Metro-E Urgency for 3G/4G Services
Mobile operators realize that someday data traffic is likely to surpass voice traffic on mobile network. As mobile technology trend evolve to 4G, metro backhaul topology will be more important. IP traffic grows; we must avoid concentrations of IP traffic. If this happens, performance will suffer and service credibility may be impacted. A few of operator has been deploying backbone network and metro Ethernet network. This strategy is to meet the demanding data traffic in either the mobile network or fixed broadband network. Metro infrastructure is far more important for 4G services than for 3G one. Because the expected growth in data traffic volumes and mixture of best-effort and premium content traffic will exist. Unless the metro network is planned as carefully as the radio network, 3G/4G services may not provide revenue and profit benefits expected.

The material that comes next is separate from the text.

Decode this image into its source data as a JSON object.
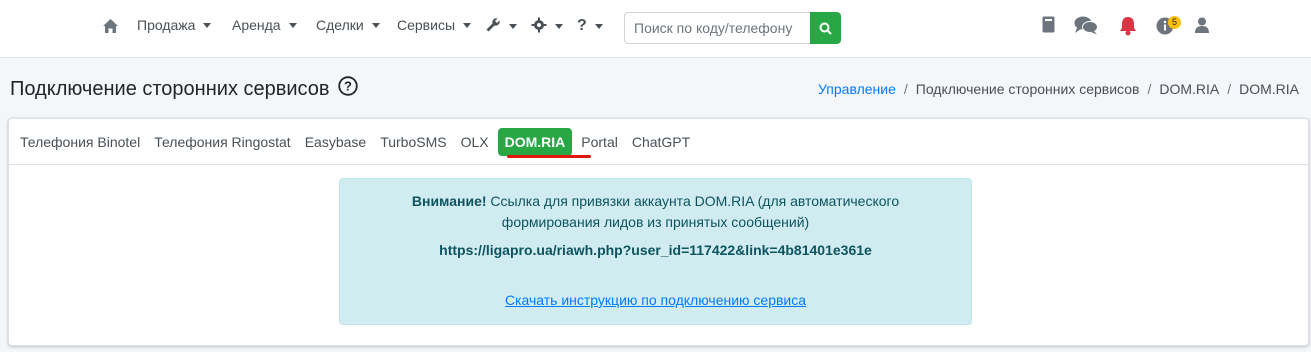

Evolving to packet-based on access network.
Well, off course after we discus much about backhaul, we cannot let our legacy backhaul network without changes. Step by step we have to evolve our existing backhaul to meet emerging greater data demand in future. Fiber optic can substitute the old copper using Passive Optical Network (GPON) in some areas. May be this process will take several years. We are employing (Pseudo-wire Emulation Edge to Edge) PWE3 to provide tunnels to emulate services such as Frame Relay (FR), ATM, Ethernet, TDM SONET/SDH over packet switched networks (IP/MPLS). This protocol connects traditional networks and packet switched networks (PSNs) to share resources and extend networks.
The current spending on backhaul isn’t so high, and it shouldn’t get too high. Why, because mobile data doesn’t bring in that much revenues. So operators must be careful not to overspend at least until 3G/4G services become mainstream.
It’s true that mobile backhaul spending will increase over the next five years, but it’s not necessarily a lot of money except in a relative sense. Operator shall get infrastructure spending to the extent that it remains a primary profit source, but too much spending will kill profit. I don’t expect to see any relevant increases in backhaul investment until 4G deploys because, until then, circuit-switched backhaul dominates because of 3G voice architecture.
If we add too much capacity, we are just wasting our money, with no monetary gain in return. If we don’t spend enough, our networks might be underpowered, causing to lose customers to other operators. We have to make priorities because there are so many places to spend and upgrade networks. The No. 1 reason to spend on a network is to gain or keep revenue, and the backhaul is a case where if we don’t have a quality backhaul, if we don’t have enough capacity, then our users are going to suffer, and many are not very patient.
It’s true that data traffic is climbing up and stressing infrastructure but voice services still important. Backhaul evolution should be performed smoothly to ensure uninterrupted service for end users. Backhaul deployment challenges for operators are timing & synchronization and hybrid strategy; leave voice traffic on existing TDM backhaul while have voice and data on a single IP/Ethernet backhaul. To maintain profitable operators can implement model voice services with guaranteed performance and broadband services delivered with best-effort performance. It will provide the right balance.